United States District Court, N.D. Oklahoma
LAWANNA McCLEARY O/B/O A.T.M. minor, Plaintiff,
ANDREW M. SAUL,  Commissioner of Social Security Administration, Defendant.
REPORT AND RECOMMENDATION
H. MCCARTHY, UNITED STATES MAGISTRATE JUDGE.
review of a decision of the Commissioner of the Social
Security Administration denying Social Security disability
benefits is sought in this action. The matter has been referred
to the undersigned United States Magistrate Judge for report
role of the court in reviewing the decision of the
Commissioner under 42 U.S.C. § 405(g) is limited to a
determination of whether the record as a whole contains
substantial evidence to support the decision and whether the
correct legal standards were applied. See Briggs ex rel.
Briggs v. Massanari, 248 F.3d 1235, 1237 (10th Cir.
2001); Winfrey v. Chater, 92 F.3d 1017 (10th Cir.
1996); Castellano v. Secretary of Health & Human
Servs., 26 F.3d 1027, 1028 (10th Cir. 1994). Substantial
evidence is more than a scintilla, less than a preponderance,
and is such relevant evidence as a reasonable mind might
accept as adequate to support a conclusion. Richardson v.
Perales, 402 U.S. 389, 401, 91 S.Ct. 1420, 1427, 28
L.Ed.2d 842 (1971) (quoting Consolidated Edison Co. v.
NLRB, 305 U.S. 197, 229 (1938)). The court may neither
reweigh the evidence nor substitute its judgment for that of
the Commissioner. Casias v. Secretary of Health &
Human Servs., 933 F.2d 799, 800 (10th Cir. 1991). Even
if the court would have reached a different conclusion, if
supported by substantial evidence, the Commissioner's
decision stands. Hamilton v. Secretary of Health &
Human Servs., 961 F.2d 1495 (10th Cir. 1992).
was 13 years old at the time of the alleged onset of
disability and 16 years old on the date of the ALJ's
denial decision. He claims to have been disabled since March
1, 2014 as a result of asthma, allergic rhinitis, depression,
anxiety, post traumatic stress disorder, and attention
deficit hyperactivity disorder (ADHD).
Evaluation for Child's Disability Benefits
procedures for evaluating disability for children are set out

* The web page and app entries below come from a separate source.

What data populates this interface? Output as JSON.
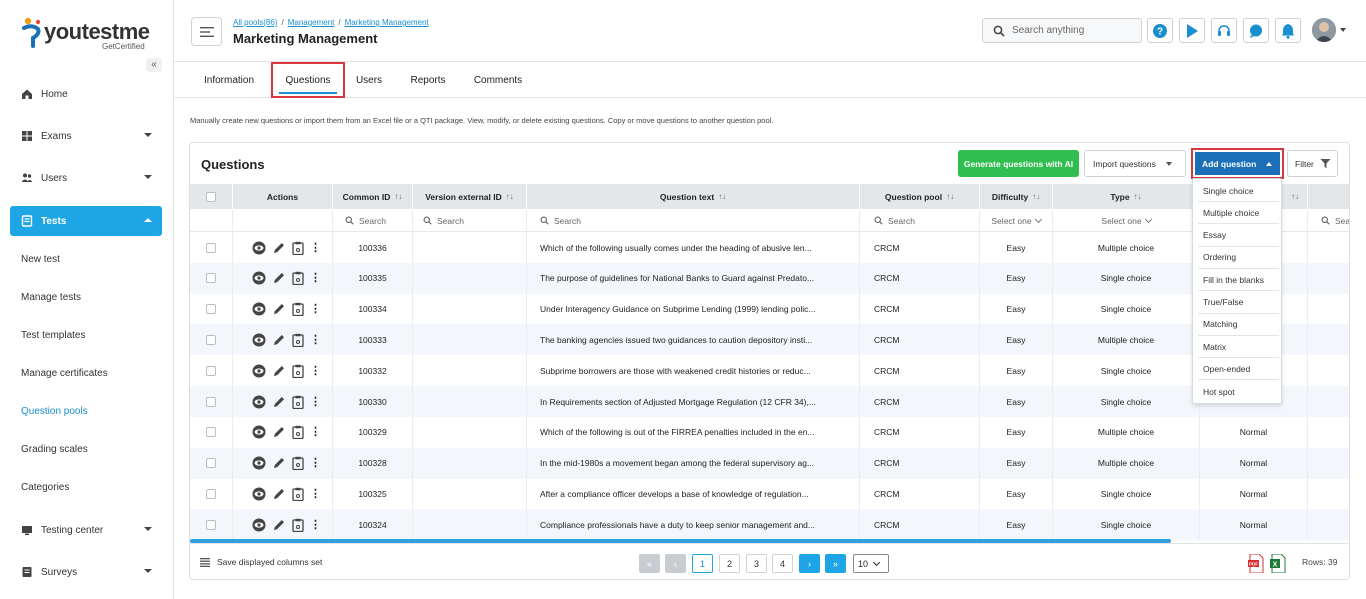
{
  "brand": {
    "name": "youtestme",
    "tagline": "GetCertified",
    "colors": {
      "accent": "#1ea5e6",
      "primary": "#1a6fb8",
      "green": "#2fbe4f",
      "highlight": "#d9363e"
    }
  },
  "sidebar": {
    "items": [
      {
        "label": "Home",
        "icon": "home-icon"
      },
      {
        "label": "Exams",
        "icon": "exams-icon"
      },
      {
        "label": "Users",
        "icon": "users-icon"
      },
      {
        "label": "Tests",
        "icon": "tests-icon"
      },
      {
        "label": "Testing center",
        "icon": "testing-center-icon"
      },
      {
        "label": "Surveys",
        "icon": "surveys-icon"
      }
    ],
    "sub_items": [
      "New test",
      "Manage tests",
      "Test templates",
      "Manage certificates",
      "Question pools",
      "Grading scales",
      "Categories"
    ],
    "current_sub": "Question pools"
  },
  "header": {
    "breadcrumbs": [
      "All pools(86)",
      "Management",
      "Marketing Management"
    ],
    "title": "Marketing Management",
    "search_placeholder": "Search anything"
  },
  "tabs": [
    "Information",
    "Questions",
    "Users",
    "Reports",
    "Comments"
  ],
  "active_tab": "Questions",
  "description": "Manually create new questions or import them from an Excel file or a QTI package. View, modify, or delete existing questions. Copy or move questions to another question pool.",
  "panel": {
    "title": "Questions",
    "generate_label": "Generate questions with AI",
    "import_label": "Import questions",
    "add_label": "Add question",
    "filter_label": "Filter"
  },
  "table": {
    "headers": {
      "actions": "Actions",
      "common_id": "Common ID",
      "version_id": "Version external ID",
      "text": "Question text",
      "pool": "Question pool",
      "difficulty": "Difficulty",
      "type": "Type",
      "sort": "↑↓"
    },
    "filters": {
      "search": "Search",
      "select": "Select one",
      "search_partial": "Sea"
    },
    "rows": [
      {
        "id": "100336",
        "text": "Which of the following usually comes under the heading of abusive len...",
        "pool": "CRCM",
        "difficulty": "Easy",
        "type": "Multiple choice",
        "extra": ""
      },
      {
        "id": "100335",
        "text": "The purpose of guidelines for National Banks to Guard against Predato...",
        "pool": "CRCM",
        "difficulty": "Easy",
        "type": "Single choice",
        "extra": ""
      },
      {
        "id": "100334",
        "text": "Under Interagency Guidance on Subprime Lending (1999) lending polic...",
        "pool": "CRCM",
        "difficulty": "Easy",
        "type": "Single choice",
        "extra": ""
      },
      {
        "id": "100333",
        "text": "The banking agencies issued two guidances to caution depository insti...",
        "pool": "CRCM",
        "difficulty": "Easy",
        "type": "Multiple choice",
        "extra": ""
      },
      {
        "id": "100332",
        "text": "Subprime borrowers are those with weakened credit histories or reduc...",
        "pool": "CRCM",
        "difficulty": "Easy",
        "type": "Single choice",
        "extra": ""
      },
      {
        "id": "100330",
        "text": "In Requirements section of Adjusted Mortgage Regulation (12 CFR 34),...",
        "pool": "CRCM",
        "difficulty": "Easy",
        "type": "Single choice",
        "extra": ""
      },
      {
        "id": "100329",
        "text": "Which of the following is out of the FIRREA penalties included in the en...",
        "pool": "CRCM",
        "difficulty": "Easy",
        "type": "Multiple choice",
        "extra": "Normal"
      },
      {
        "id": "100328",
        "text": "In the mid-1980s a movement began among the federal supervisory ag...",
        "pool": "CRCM",
        "difficulty": "Easy",
        "type": "Multiple choice",
        "extra": "Normal"
      },
      {
        "id": "100325",
        "text": "After a compliance officer develops a base of knowledge of regulation...",
        "pool": "CRCM",
        "difficulty": "Easy",
        "type": "Single choice",
        "extra": "Normal"
      },
      {
        "id": "100324",
        "text": "Compliance professionals have a duty to keep senior management and...",
        "pool": "CRCM",
        "difficulty": "Easy",
        "type": "Single choice",
        "extra": "Normal"
      }
    ]
  },
  "dropdown": [
    "Single choice",
    "Multiple choice",
    "Essay",
    "Ordering",
    "Fill in the blanks",
    "True/False",
    "Matching",
    "Matrix",
    "Open-ended",
    "Hot spot"
  ],
  "footer": {
    "save_label": "Save displayed columns set",
    "pages": [
      "1",
      "2",
      "3",
      "4"
    ],
    "current_page": "1",
    "per_page": "10",
    "rows_label": "Rows: 39"
  }
}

at 20 C.F.R. § 416.924(a). The first step is to
determine whether the child is performing substantial gainful
activity. If not, the next consideration is whether the child
has a “severe” mental or physical impairment. A

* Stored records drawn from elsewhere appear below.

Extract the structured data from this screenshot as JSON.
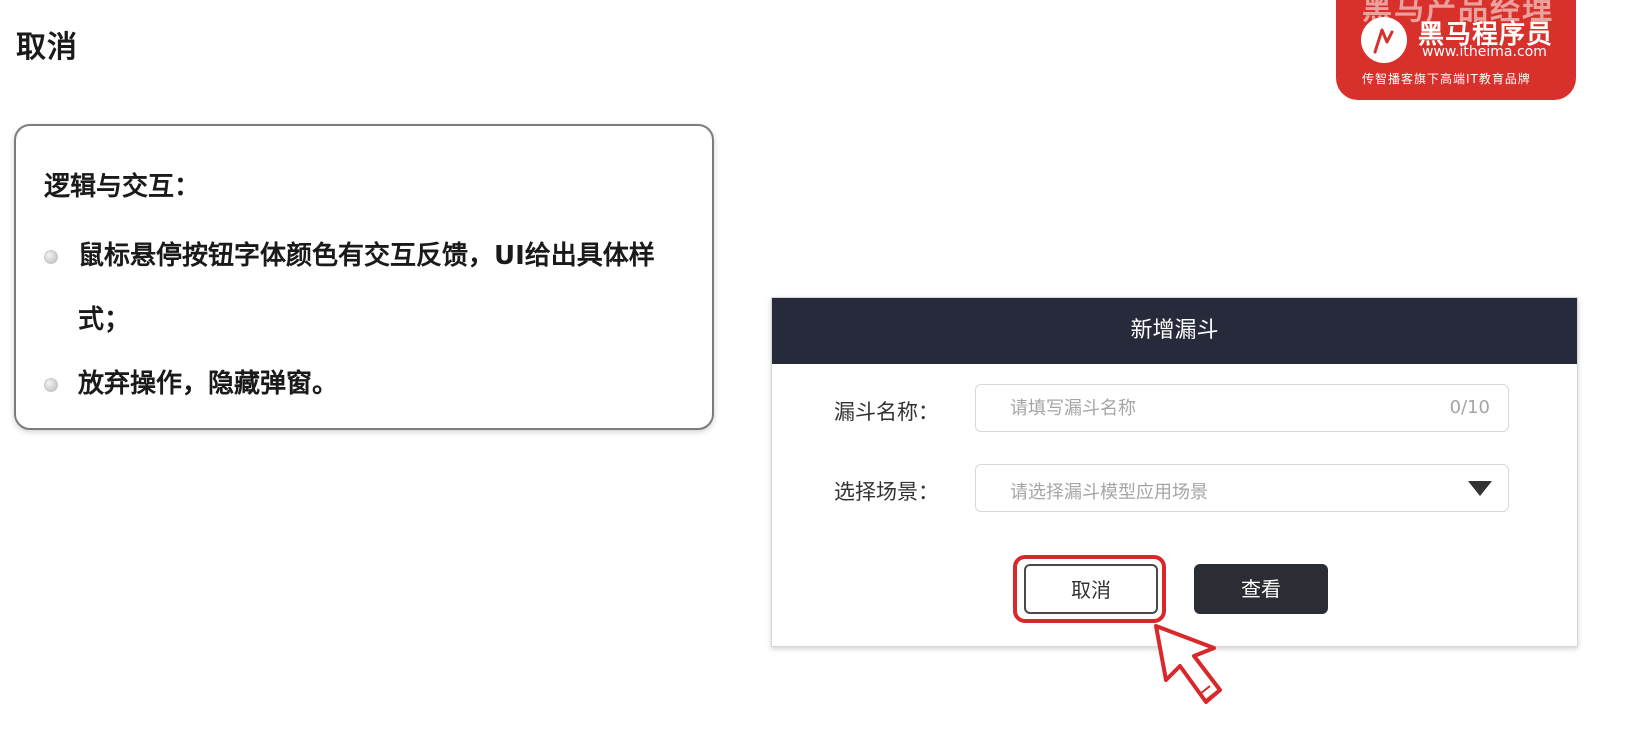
{
  "page": {
    "title": "取消"
  },
  "brand": {
    "top_text": "黑马产品经理",
    "name": "黑马程序员",
    "url": "www.itheima.com",
    "slogan": "传智播客旗下高端IT教育品牌",
    "color": "#d8302b"
  },
  "note": {
    "heading": "逻辑与交互：",
    "items": [
      "鼠标悬停按钮字体颜色有交互反馈，UI给出具体样式；",
      "放弃操作，隐藏弹窗。"
    ]
  },
  "dialog": {
    "title": "新增漏斗",
    "header_color": "#262a3b",
    "name_field": {
      "label": "漏斗名称：",
      "placeholder": "请填写漏斗名称",
      "counter": "0/10"
    },
    "scene_field": {
      "label": "选择场景：",
      "placeholder": "请选择漏斗模型应用场景"
    },
    "buttons": {
      "cancel": "取消",
      "view": "查看"
    },
    "highlight_color": "#d8282b",
    "pointer_icon": "hand-drawn-cursor-arrow-icon"
  }
}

“severe” impairment is one that causes more than
minimal functional limitations. If a “severe”
impairment is identified, the claim is reviewed to determine

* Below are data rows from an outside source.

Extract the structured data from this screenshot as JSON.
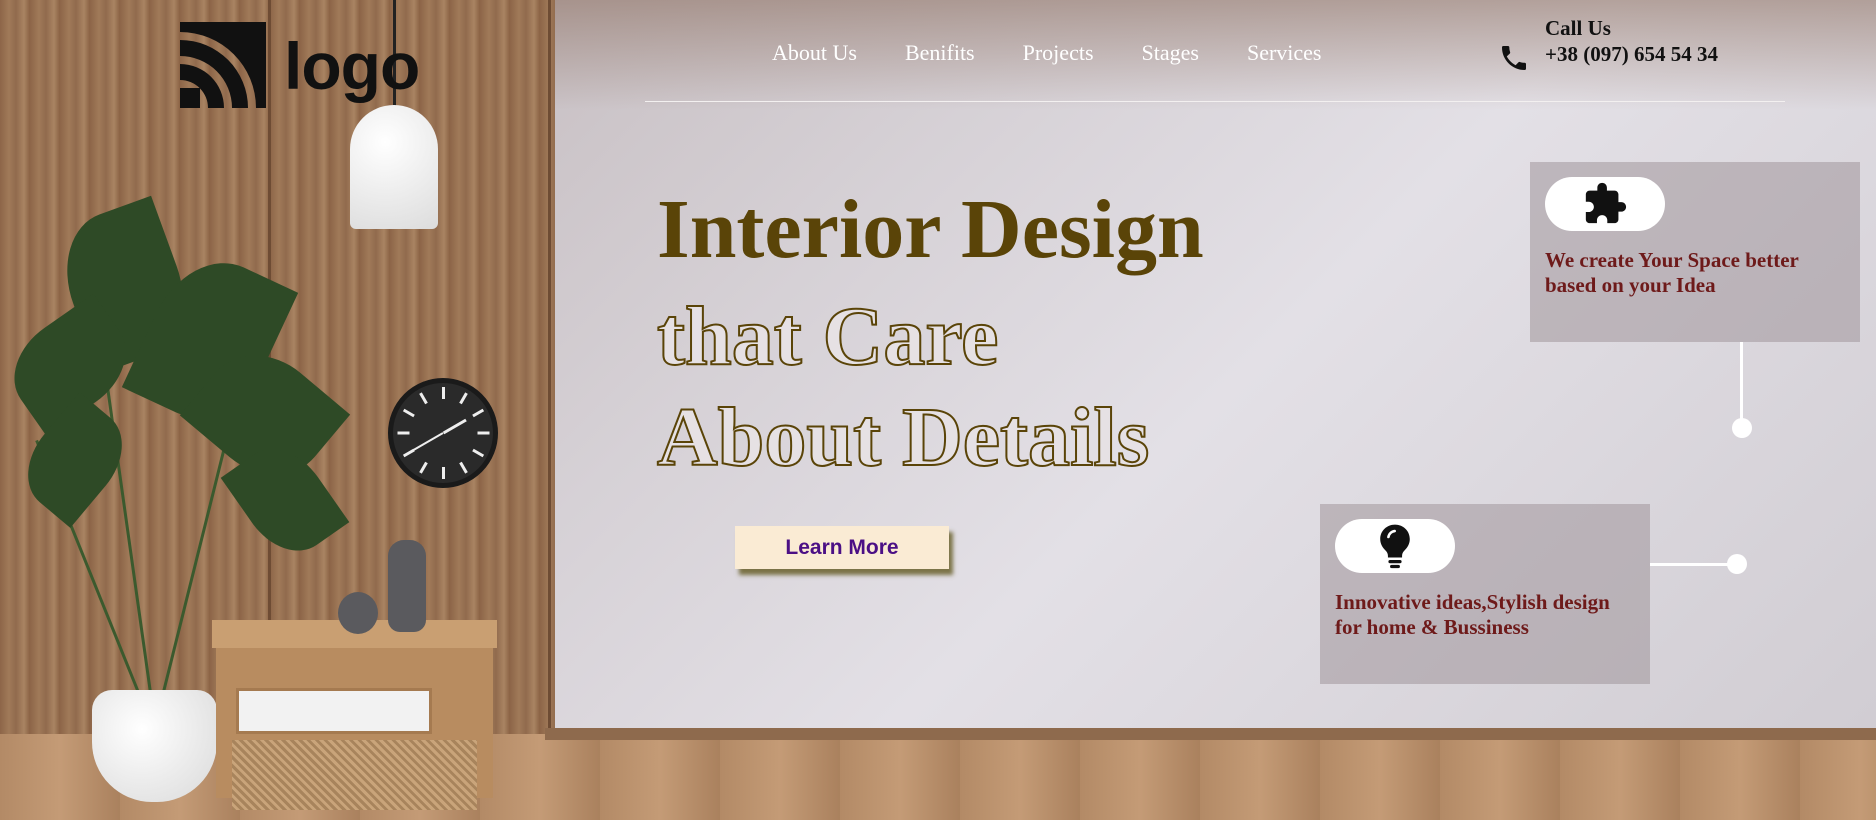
{
  "logo": {
    "text": "logo",
    "icon": "wifi-arcs-logo-icon"
  },
  "nav": {
    "items": [
      {
        "label": "About Us"
      },
      {
        "label": "Benifits"
      },
      {
        "label": "Projects"
      },
      {
        "label": "Stages"
      },
      {
        "label": "Services"
      }
    ]
  },
  "contact": {
    "label": "Call Us",
    "phone": "+38 (097) 654 54 34",
    "icon": "phone-icon"
  },
  "hero": {
    "line1": "Interior Design",
    "line2": "that Care",
    "line3": "About Details",
    "button_label": "Learn More"
  },
  "cards": [
    {
      "icon": "puzzle-icon",
      "text": "We create Your Space better based on your Idea"
    },
    {
      "icon": "lightbulb-icon",
      "text": "Innovative ideas,Stylish design for home & Bussiness"
    }
  ],
  "colors": {
    "hero_text": "#5a4408",
    "button_bg": "#faebd4",
    "button_text": "#4b0f85",
    "card_text": "#6e1a1a",
    "nav_text": "#ffffff"
  }
}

whether the child has an impairment that: 1) meets, medically
equals, or functionally equals the listings of impairments
for children; and 2) meets the duration requirement.
child does not have impairments of a severity to meet a
listing, the severity of the limitations imposed by
impairments are analyzed to determine whether they
functionally equal a listing. Six broad areas of functioning,
called domains, are considered to assess what a child can and
cannot do. Impairments functionally equal a listing when the
impairments result in “marked” limitations in two
domains or an “extreme” limitation in one domain.
20 C.F.R. § 416.926a. The six domains are: 1) acquiring
and using information; 2) attending and completing tasks; 3)
interacting and relating with others; 4) moving about and
manipulating objects; 5) caring for yourself; and 6) health
and physical well-being. 20 C.F.R. § 416.926a(b)(1). A
limitation is “marked” when it interferes
seriously with the ability to independently initiate,
sustain, or complete activities. 20 C.F.R. §
416.926a(e)(2)(I). An “extreme” limitation
interferes very seriously with the ability to independently
initiate, sustain, or complete activities. 20 C.F.R. §
determined that Plaintiff does not have an impairment or a
combination of impairments that meet or medically equals the
severity of one of the listed impairments. The ALJ also
determined that Plaintiff does not have an impairment or
combination of impairments that functionally equals the
severity of the listings. In this regard the ALJ found that
Plaintiff has less than marked limitation in the domain of
acquiring and using information; he has less than marked
limitation in the domain of attending and completing tasks,
he has a marked limitation in the domain of interacting and
relating with others, no limitation in the domain of moving
about and manipulating objects, less than marked limitation
in the domain of the ability to care for himself, and less
than marked limitation in the domain of health and physical
well-being. Since Plaintiff does not have an impairment or
combination of impairments that result in either
“marked” limitation in two domains of functioning
or an “extreme” limitation in one domain of
functioning, the ALJ found that Plaintiff has not been
disabled as that term is defined in the Social Security Act
since October 30, 2014, the date the application for benefits
asserts that the ALJ did not properly consider all of his
impairments and that the ALJ improperly ...